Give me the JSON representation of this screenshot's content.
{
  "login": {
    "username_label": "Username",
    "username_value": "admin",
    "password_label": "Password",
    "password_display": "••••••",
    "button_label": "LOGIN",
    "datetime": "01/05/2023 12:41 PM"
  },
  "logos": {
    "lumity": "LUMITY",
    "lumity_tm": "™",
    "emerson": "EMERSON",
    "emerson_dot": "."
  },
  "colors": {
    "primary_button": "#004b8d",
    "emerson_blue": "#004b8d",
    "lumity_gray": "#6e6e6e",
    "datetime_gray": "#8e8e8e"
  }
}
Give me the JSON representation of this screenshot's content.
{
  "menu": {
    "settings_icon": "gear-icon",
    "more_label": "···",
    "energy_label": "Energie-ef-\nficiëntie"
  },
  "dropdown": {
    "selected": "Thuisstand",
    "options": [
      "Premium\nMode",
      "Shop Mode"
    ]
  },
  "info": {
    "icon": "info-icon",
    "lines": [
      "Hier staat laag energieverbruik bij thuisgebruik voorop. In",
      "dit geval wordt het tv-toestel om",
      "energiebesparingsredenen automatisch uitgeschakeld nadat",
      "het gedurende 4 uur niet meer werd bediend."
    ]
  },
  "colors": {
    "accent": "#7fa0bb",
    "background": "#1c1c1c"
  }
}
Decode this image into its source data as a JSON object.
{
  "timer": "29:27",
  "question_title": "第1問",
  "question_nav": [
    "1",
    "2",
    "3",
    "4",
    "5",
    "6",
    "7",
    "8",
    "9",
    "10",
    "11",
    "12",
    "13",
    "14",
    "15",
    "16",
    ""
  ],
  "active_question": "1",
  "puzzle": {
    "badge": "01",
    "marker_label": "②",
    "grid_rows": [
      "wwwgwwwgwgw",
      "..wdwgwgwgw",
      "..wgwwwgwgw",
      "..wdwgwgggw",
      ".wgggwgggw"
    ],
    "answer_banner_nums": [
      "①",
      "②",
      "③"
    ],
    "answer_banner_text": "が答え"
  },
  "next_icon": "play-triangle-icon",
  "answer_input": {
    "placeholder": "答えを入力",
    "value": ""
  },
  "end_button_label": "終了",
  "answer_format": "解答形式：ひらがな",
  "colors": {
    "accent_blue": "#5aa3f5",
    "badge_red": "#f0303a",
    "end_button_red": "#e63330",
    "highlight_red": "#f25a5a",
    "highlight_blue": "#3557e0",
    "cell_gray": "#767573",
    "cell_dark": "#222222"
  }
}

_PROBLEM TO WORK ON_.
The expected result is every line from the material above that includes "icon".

_TASK RESULT_.
    "settings_icon": "gear-icon",
    "icon": "info-icon",
  "next_icon": "play-triangle-icon",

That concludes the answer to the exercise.